◆ **WORKING DATA**:

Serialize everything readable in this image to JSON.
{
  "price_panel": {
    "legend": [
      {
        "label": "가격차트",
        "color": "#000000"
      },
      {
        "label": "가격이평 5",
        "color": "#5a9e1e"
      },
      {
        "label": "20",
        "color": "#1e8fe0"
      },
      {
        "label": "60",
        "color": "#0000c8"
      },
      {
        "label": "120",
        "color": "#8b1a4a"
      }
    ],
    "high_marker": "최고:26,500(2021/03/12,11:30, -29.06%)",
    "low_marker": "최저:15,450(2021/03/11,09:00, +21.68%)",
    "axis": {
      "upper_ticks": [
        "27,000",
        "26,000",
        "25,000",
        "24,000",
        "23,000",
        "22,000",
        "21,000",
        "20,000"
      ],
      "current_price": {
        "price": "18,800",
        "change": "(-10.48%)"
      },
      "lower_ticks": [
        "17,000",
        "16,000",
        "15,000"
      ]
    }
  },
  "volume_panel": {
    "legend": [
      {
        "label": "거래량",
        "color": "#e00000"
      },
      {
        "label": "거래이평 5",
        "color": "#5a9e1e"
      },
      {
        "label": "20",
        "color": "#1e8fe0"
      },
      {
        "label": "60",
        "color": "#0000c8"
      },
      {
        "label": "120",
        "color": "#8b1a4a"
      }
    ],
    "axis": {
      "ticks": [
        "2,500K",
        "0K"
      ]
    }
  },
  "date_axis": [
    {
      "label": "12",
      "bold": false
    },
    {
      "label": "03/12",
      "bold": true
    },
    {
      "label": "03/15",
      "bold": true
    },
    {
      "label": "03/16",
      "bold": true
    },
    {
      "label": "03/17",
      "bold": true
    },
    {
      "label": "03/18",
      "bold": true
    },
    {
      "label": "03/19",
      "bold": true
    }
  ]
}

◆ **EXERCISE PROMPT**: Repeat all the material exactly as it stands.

◆ **FINISHED EXERCISE**:
Serialize everything readable in this image to JSON.
{
  "price_panel": {
    "legend": [
      {
        "label": "가격차트",
        "color": "#000000"
      },
      {
        "label": "가격이평 5",
        "color": "#5a9e1e"
      },
      {
        "label": "20",
        "color": "#1e8fe0"
      },
      {
        "label": "60",
        "color": "#0000c8"
      },
      {
        "label": "120",
        "color": "#8b1a4a"
      }
    ],
    "high_marker": "최고:26,500(2021/03/12,11:30, -29.06%)",
    "low_marker": "최저:15,450(2021/03/11,09:00, +21.68%)",
    "axis": {
      "upper_ticks": [
        "27,000",
        "26,000",
        "25,000",
        "24,000",
        "23,000",
        "22,000",
        "21,000",
        "20,000"
      ],
      "current_price": {
        "price": "18,800",
        "change": "(-10.48%)"
      },
      "lower_ticks": [
        "17,000",
        "16,000",
        "15,000"
      ]
    }
  },
  "volume_panel": {
    "legend": [
      {
        "label": "거래량",
        "color": "#e00000"
      },
      {
        "label": "거래이평 5",
        "color": "#5a9e1e"
      },
      {
        "label": "20",
        "color": "#1e8fe0"
      },
      {
        "label": "60",
        "color": "#0000c8"
      },
      {
        "label": "120",
        "color": "#8b1a4a"
      }
    ],
    "axis": {
      "ticks": [
        "2,500K",
        "0K"
      ]
    }
  },
  "date_axis": [
    {
      "label": "12",
      "bold": false
    },
    {
      "label": "03/12",
      "bold": true
    },
    {
      "label": "03/15",
      "bold": true
    },
    {
      "label": "03/16",
      "bold": true
    },
    {
      "label": "03/17",
      "bold": true
    },
    {
      "label": "03/18",
      "bold": true
    },
    {
      "label": "03/19",
      "bold": true
    }
  ]
}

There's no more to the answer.